With respect to PMS, many women unconsciously accept mood swings, irritability, anger, anxiety, fatigue and frustration as “the norm” and simply cope with it.
Indeed, all of this can be overwhelming. But surprisingly (and luckily!) there are a number of small, daily habits that can help reduce all of the above without adding too much more to a woman’s too-full plate.
- Exercise. Exercising increases the neuro-plasticity of your brain and releases neurochemicals called endorphins, which help to elevate your mood. Getting your heart rate up 20 minutes a day, five days a week, has also been scientifically proven to elevate emotions. So move your body and get those good feels on the regular!
- Priorities and boundaries. Never underestimate the immense impact of becoming clear and holding true. This applies to work load, emotional load, and everything in-between. And btw, “No” can be a complete sentence.
- St. John’s wort (Hypericum perforatum). Used for centuries for mental health conditions and widely prescribed for depression in Europe, this wild-growing plant is associated with increasing levels of serotonin, dopamine and noradrenaline that lift and regulate mood. In fact, an in-depth review of 35 PubMed studies found that St. John’s wort reduced depression symptoms to a similar extent as prescription antidepressants -- with fewer side effects.
- Chaste tree berry. On the herbal tip, Chasteberry can help improve a range of PMS symptoms from moodiness to bloating. There’s also evidence that it can aid in the relief of menstrual-related headaches, anxiety, fatigue, sleep issues and breast pain.
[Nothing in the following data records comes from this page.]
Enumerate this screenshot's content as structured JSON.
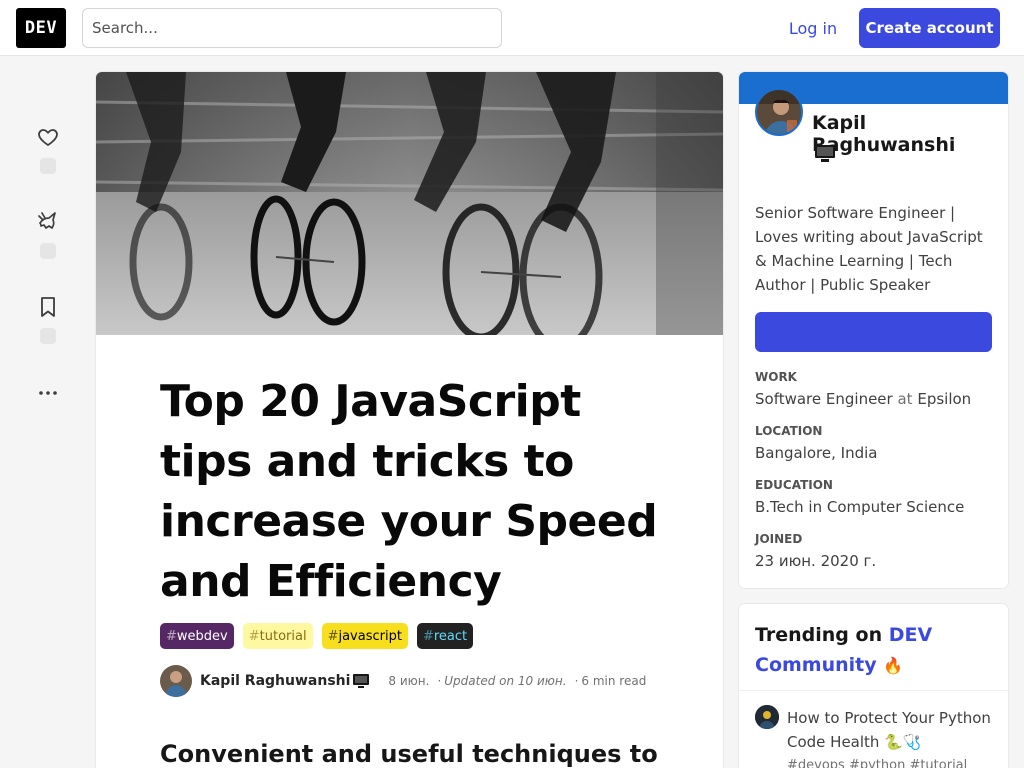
{
  "header": {
    "logo_text": "DEV",
    "search_placeholder": "Search...",
    "login_label": "Log in",
    "create_account_label": "Create account"
  },
  "reactions": {
    "icons": [
      "heart-icon",
      "unicorn-icon",
      "bookmark-icon",
      "more-icon"
    ]
  },
  "article": {
    "title": "Top 20 JavaScript tips and tricks to increase your Speed and Efficiency",
    "tags": [
      {
        "hash": "#",
        "name": "webdev",
        "bg": "#562765",
        "fg": "#ffffff"
      },
      {
        "hash": "#",
        "name": "tutorial",
        "bg": "#fef9a0",
        "fg": "#8a6d0a"
      },
      {
        "hash": "#",
        "name": "javascript",
        "bg": "#f7df1e",
        "fg": "#000000"
      },
      {
        "hash": "#",
        "name": "react",
        "bg": "#222222",
        "fg": "#61dafb"
      }
    ],
    "author": "Kapil Raghuwanshi",
    "posted": "8 июн.",
    "updated": "Updated on 10 июн.",
    "read_time": "6 min read",
    "subheading": "Convenient and useful techniques to"
  },
  "profile": {
    "name": "Kapil Raghuwanshi",
    "bio": "Senior Software Engineer | Loves writing about JavaScript & Machine Learning | Tech Author | Public Speaker",
    "follow_label": "",
    "work_label": "WORK",
    "work_role": "Software Engineer",
    "work_at": "at",
    "work_company": "Epsilon",
    "location_label": "LOCATION",
    "location_value": "Bangalore, India",
    "education_label": "EDUCATION",
    "education_value": "B.Tech in Computer Science",
    "joined_label": "JOINED",
    "joined_value": "23 июн. 2020 г."
  },
  "trending": {
    "prefix": "Trending on",
    "brand": "DEV Community",
    "fire": "🔥",
    "item_title": "How to Protect Your Python Code Health",
    "item_emoji": "🐍🩺",
    "item_tags": "#devops  #python  #tutorial"
  },
  "colors": {
    "accent": "#3b49df",
    "profile_brand": "#1a6ecf"
  }
}
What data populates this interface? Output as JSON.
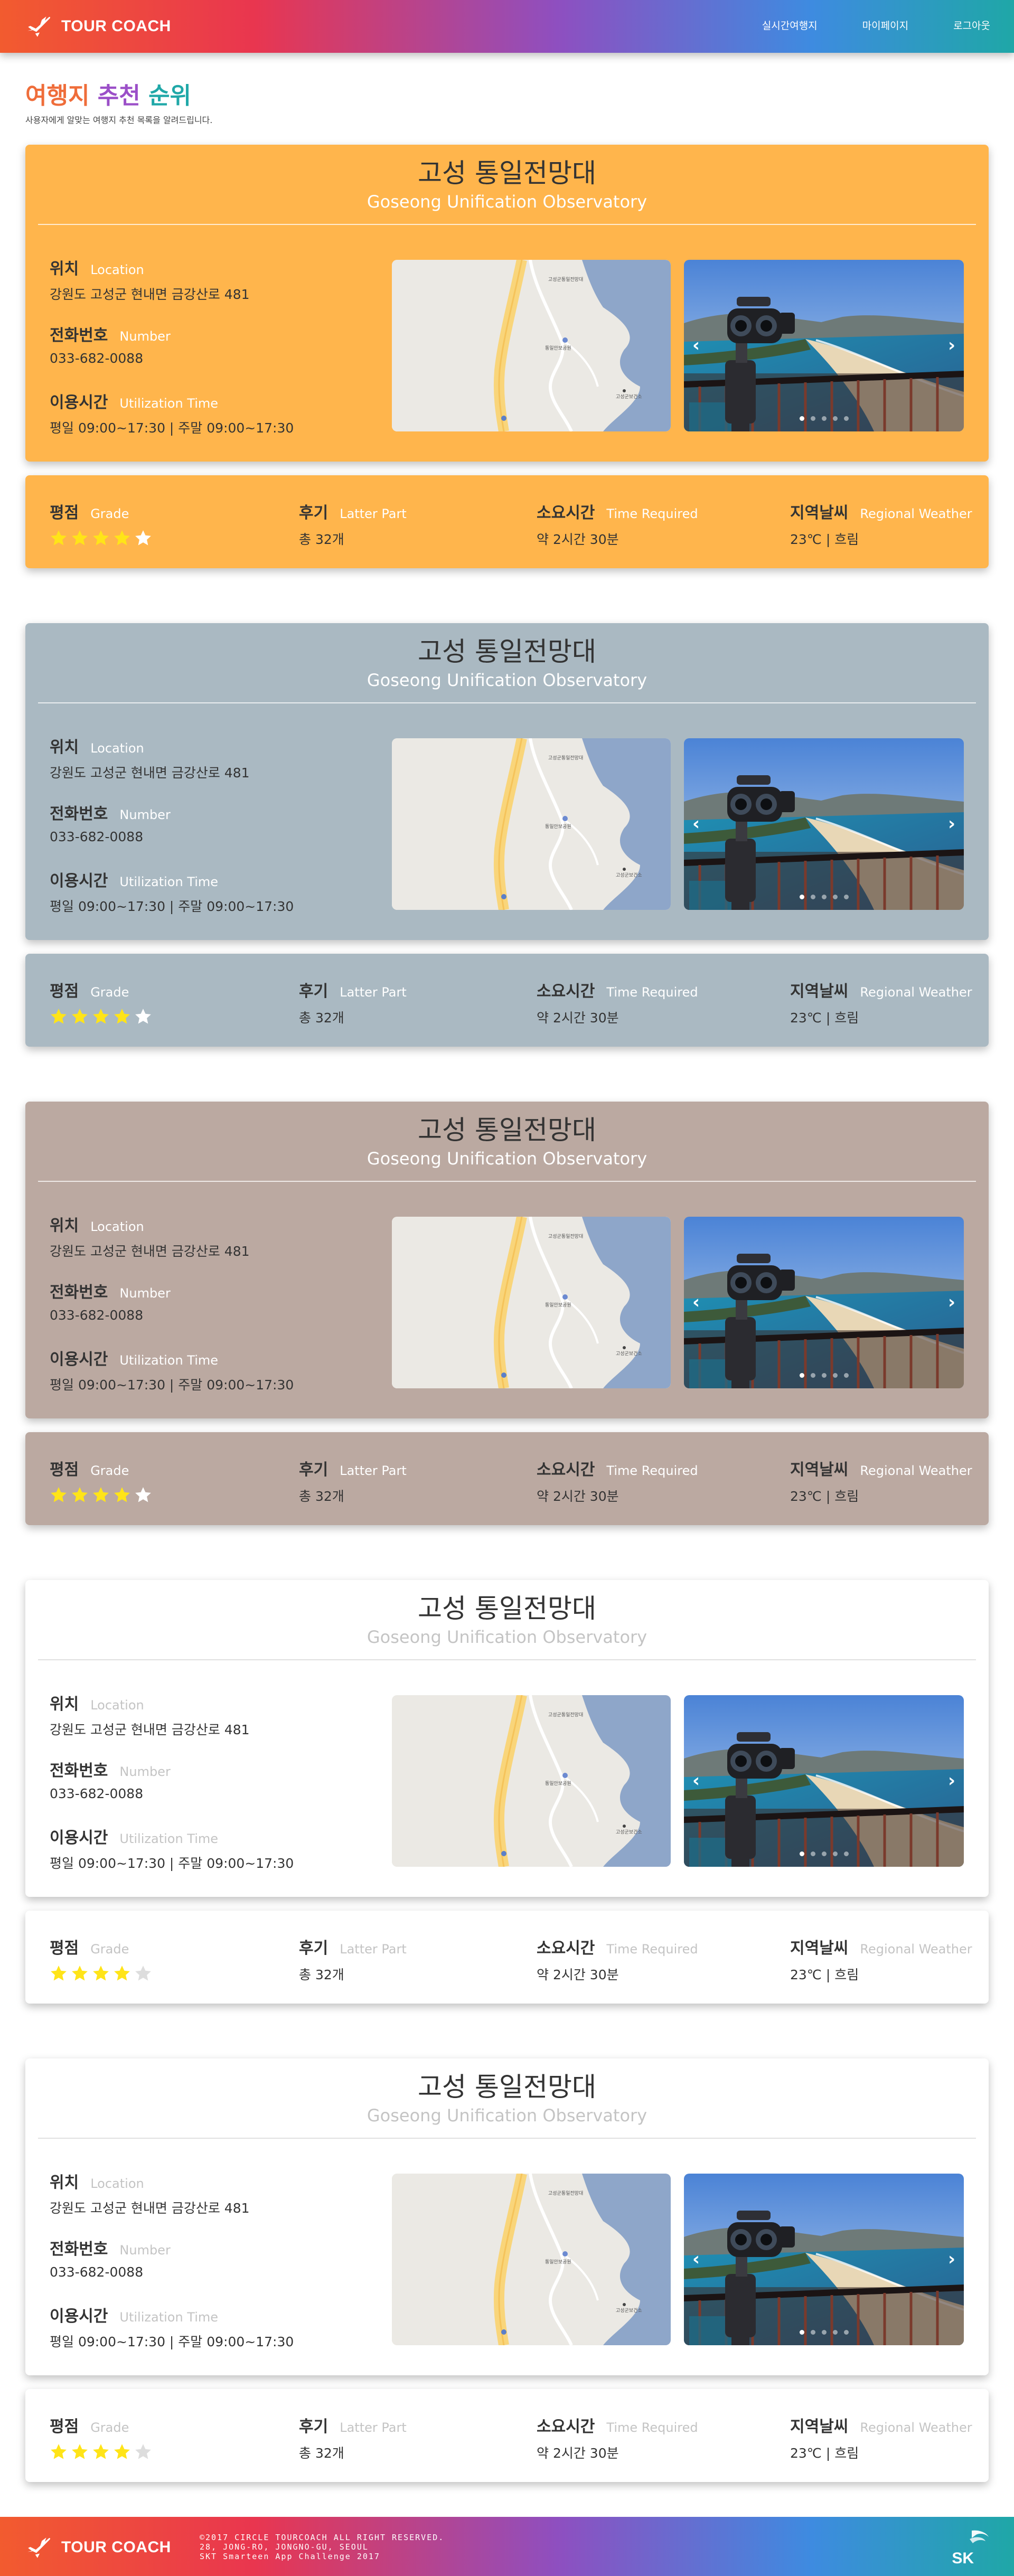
{
  "header": {
    "brand": "TOUR COACH",
    "nav": [
      "실시간여행지",
      "마이페이지",
      "로그아웃"
    ]
  },
  "page": {
    "title": {
      "part1": "여행지",
      "part2": "추천",
      "part3": "순위"
    },
    "subtitle": "사용자에게 알맞는 여행지 추천 목록을 알려드립니다."
  },
  "labels": {
    "location": {
      "ko": "위치",
      "en": "Location"
    },
    "phone": {
      "ko": "전화번호",
      "en": "Number"
    },
    "hours": {
      "ko": "이용시간",
      "en": "Utilization Time"
    },
    "grade": {
      "ko": "평점",
      "en": "Grade"
    },
    "reviews": {
      "ko": "후기",
      "en": "Latter Part"
    },
    "duration": {
      "ko": "소요시간",
      "en": "Time Required"
    },
    "weather": {
      "ko": "지역날씨",
      "en": "Regional Weather"
    }
  },
  "recommendations": [
    {
      "name_ko": "고성 통일전망대",
      "name_en": "Goseong Unification Observatory",
      "location": "강원도 고성군 현내면 금강산로 481",
      "phone": "033-682-0088",
      "hours": "평일 09:00~17:30  |  주말 09:00~17:30",
      "rating": 4,
      "reviews": "총 32개",
      "duration": "약 2시간 30분",
      "weather": "23℃  |  흐림",
      "theme": "orange"
    },
    {
      "name_ko": "고성 통일전망대",
      "name_en": "Goseong Unification Observatory",
      "location": "강원도 고성군 현내면 금강산로 481",
      "phone": "033-682-0088",
      "hours": "평일 09:00~17:30  |  주말 09:00~17:30",
      "rating": 4,
      "reviews": "총 32개",
      "duration": "약 2시간 30분",
      "weather": "23℃  |  흐림",
      "theme": "steel"
    },
    {
      "name_ko": "고성 통일전망대",
      "name_en": "Goseong Unification Observatory",
      "location": "강원도 고성군 현내면 금강산로 481",
      "phone": "033-682-0088",
      "hours": "평일 09:00~17:30  |  주말 09:00~17:30",
      "rating": 4,
      "reviews": "총 32개",
      "duration": "약 2시간 30분",
      "weather": "23℃  |  흐림",
      "theme": "taupe"
    },
    {
      "name_ko": "고성 통일전망대",
      "name_en": "Goseong Unification Observatory",
      "location": "강원도 고성군 현내면 금강산로 481",
      "phone": "033-682-0088",
      "hours": "평일 09:00~17:30  |  주말 09:00~17:30",
      "rating": 4,
      "reviews": "총 32개",
      "duration": "약 2시간 30분",
      "weather": "23℃  |  흐림",
      "theme": "white"
    },
    {
      "name_ko": "고성 통일전망대",
      "name_en": "Goseong Unification Observatory",
      "location": "강원도 고성군 현내면 금강산로 481",
      "phone": "033-682-0088",
      "hours": "평일 09:00~17:30  |  주말 09:00~17:30",
      "rating": 4,
      "reviews": "총 32개",
      "duration": "약 2시간 30분",
      "weather": "23℃  |  흐림",
      "theme": "white"
    }
  ],
  "map_labels": [
    "고성군통일전망대",
    "통일안보공원",
    "고성군보건소"
  ],
  "theme_colors": {
    "orange": "#ffb54c",
    "steel": "#aab9c2",
    "taupe": "#bba9a1",
    "white": "#ffffff",
    "star_on": "#ffe418",
    "star_off": "#ffffff",
    "star_off_white": "#dddddd"
  },
  "icons": {
    "brand": "airplane-icon",
    "prev": "chevron-left-icon",
    "next": "chevron-right-icon",
    "star": "star-icon",
    "sk": "sk-logo-icon"
  },
  "footer": {
    "brand": "TOUR COACH",
    "lines": [
      "©2017 CIRCLE TOURCOACH ALL RIGHT RESERVED.",
      "28, JONG-RO, JONGNO-GU, SEOUL",
      "SKT Smarteen App Challenge 2017"
    ],
    "sk_logo": "SK"
  }
}
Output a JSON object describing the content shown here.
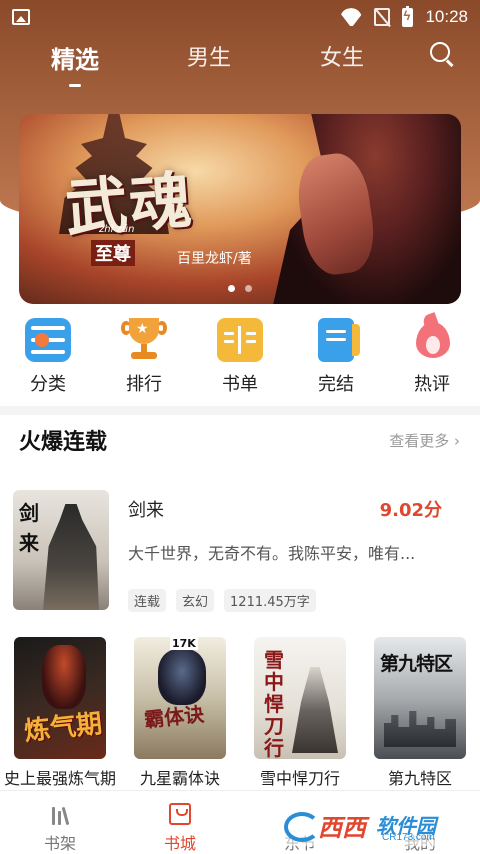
{
  "status_bar": {
    "time": "10:28"
  },
  "top_tabs": [
    {
      "label": "精选",
      "active": true
    },
    {
      "label": "男生",
      "active": false
    },
    {
      "label": "女生",
      "active": false
    }
  ],
  "banner": {
    "title": "武魂",
    "subtitle": "至尊",
    "pinyin": "zhì  zūn",
    "author": "百里龙虾/著",
    "dots": 2,
    "active_dot": 0
  },
  "categories": [
    {
      "label": "分类",
      "icon": "list-icon"
    },
    {
      "label": "排行",
      "icon": "trophy-icon"
    },
    {
      "label": "书单",
      "icon": "open-book-icon"
    },
    {
      "label": "完结",
      "icon": "closed-book-icon"
    },
    {
      "label": "热评",
      "icon": "flame-icon"
    }
  ],
  "section": {
    "title": "火爆连载",
    "more": "查看更多"
  },
  "featured": {
    "name": "剑来",
    "score": "9.02分",
    "description": "大千世界，无奇不有。我陈平安，唯有...",
    "cover_text": "剑来",
    "tags": [
      "连载",
      "玄幻",
      "1211.45万字"
    ]
  },
  "books": [
    {
      "name": "史上最强炼气期",
      "cover_text": "炼气期"
    },
    {
      "name": "九星霸体诀",
      "cover_text": "霸体诀",
      "cover_logo": "17K"
    },
    {
      "name": "雪中悍刀行",
      "cover_text": "雪中悍刀行"
    },
    {
      "name": "第九特区",
      "cover_text": "第九特区"
    }
  ],
  "bottom_nav": [
    {
      "label": "书架",
      "icon": "bookshelf-icon",
      "active": false
    },
    {
      "label": "书城",
      "icon": "shopping-bag-icon",
      "active": true
    },
    {
      "label": "东节",
      "icon": "",
      "active": false
    },
    {
      "label": "我的",
      "icon": "",
      "active": false
    }
  ],
  "watermark": {
    "brand": "西西",
    "brand2": "软件园",
    "url": "CR173.com"
  },
  "colors": {
    "accent": "#e0472e",
    "header": "#a3603c",
    "blue": "#3aa0ea",
    "orange": "#f4b93a"
  }
}
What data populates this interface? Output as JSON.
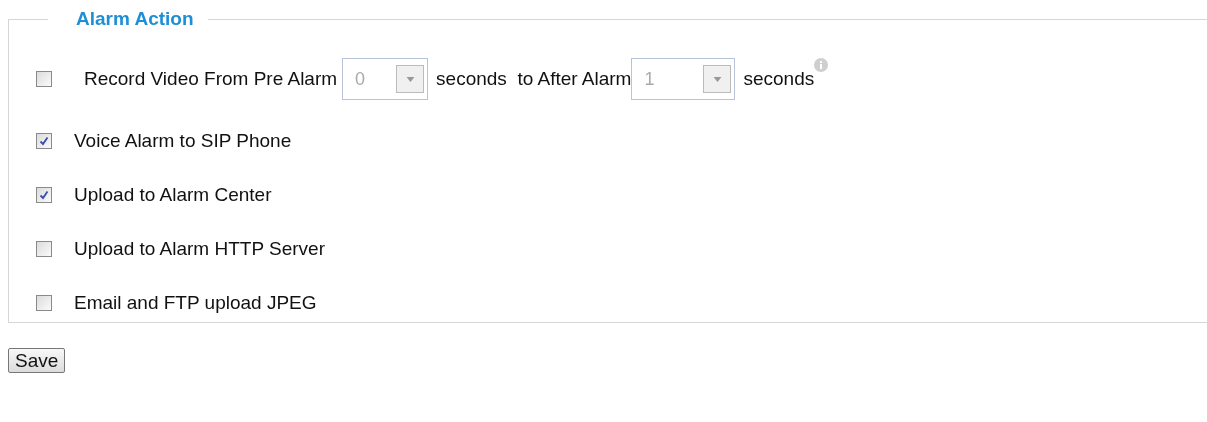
{
  "section": {
    "title": "Alarm Action"
  },
  "actions": [
    {
      "kind": "record",
      "checked": false,
      "label": "Record Video From Pre Alarm",
      "pre_select": {
        "value": "0",
        "disabled": true
      },
      "middle": "seconds  to After Alarm",
      "post_select": {
        "value": "1",
        "disabled": true
      },
      "unit": "seconds"
    },
    {
      "kind": "plain",
      "checked": true,
      "label": "Voice Alarm to SIP Phone"
    },
    {
      "kind": "plain",
      "checked": true,
      "label": "Upload to Alarm Center"
    },
    {
      "kind": "plain",
      "checked": false,
      "label": "Upload to Alarm HTTP Server"
    },
    {
      "kind": "plain",
      "checked": false,
      "label": "Email and FTP upload JPEG"
    }
  ],
  "buttons": [
    "Save"
  ]
}
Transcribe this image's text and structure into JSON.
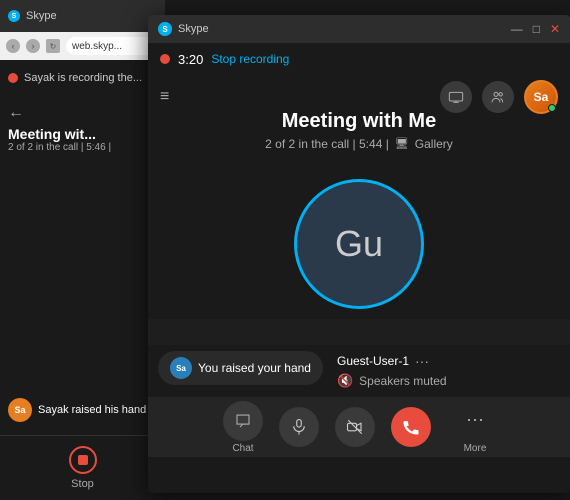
{
  "bgWindow": {
    "tabIcon": "S",
    "tabLabel": "Skype",
    "navUrl": "web.skyp...",
    "recordingText": "Sayak is recording the...",
    "backBtn": "←",
    "meetingTitle": "Meeting wit...",
    "meetingSubtitle": "2 of 2 in the call | 5:46 |",
    "notification": {
      "avatarText": "Sa",
      "text": "Sayak raised his hand"
    },
    "stopLabel": "Stop"
  },
  "mainWindow": {
    "titleBar": {
      "tabIcon": "S",
      "tabLabel": "Skype",
      "minimize": "—",
      "maximize": "□",
      "close": "✕"
    },
    "recordingBar": {
      "time": "3:20",
      "stopLabel": "Stop recording"
    },
    "callHeader": {
      "hamburger": "≡",
      "avatarText": "Sa"
    },
    "callInfo": {
      "title": "Meeting with Me",
      "subtitle": "2 of 2 in the call | 5:44 |",
      "galleryLabel": "Gallery"
    },
    "participant": {
      "initials": "Gu"
    },
    "handNotification": {
      "avatarText": "Sa",
      "text": "You raised your hand"
    },
    "guestInfo": {
      "name": "Guest-User-1",
      "menuDots": "···",
      "speakerMuted": "Speakers muted"
    },
    "controls": {
      "chatLabel": "Chat",
      "muteLabel": "",
      "videoLabel": "",
      "endLabel": "",
      "moreLabel": "More"
    }
  }
}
Also used for centuries to treat several menstrual problems, it’s jam-packed flavonoids help balance hormone levels.
- Diet. It always goes back to food as medicine, ladies. Eating a variety of healthy foods, getting enough fiber and cutting back on caffeine, alcohol and salt is key.
- Self-Love. Last but not least, recognize and conquer critical self attacks. Destructive thoughts are as powerful as a virus that brings on the flu, so speak to yourself as you would your best friend and treat yourself with the same tender care you endow upon a loved one. Make that the new #mood.
- Depression causes severe symptoms that affect how you feel, think, and handle daily activities, such as sleeping, eating, or working. Depression can be a serious illness and lead to an increased risk of suicide. If you or someone you know may have depression, talk to a healthcare provider.
- Combining St. John’s wort with certain antidepressants can lead to a potentially life-threatening increase of serotonin, a brain chemical targeted by antidepressants. Again, talk to your healthcare provider.
- Premenstrual dysphoric disorder (PMDD) is a severe form of PMS that causes physical and mood-related symptoms that seriously disrupt a woman's life and relationships. You guessed it, if this sounds familiar speak with your healthcare provider.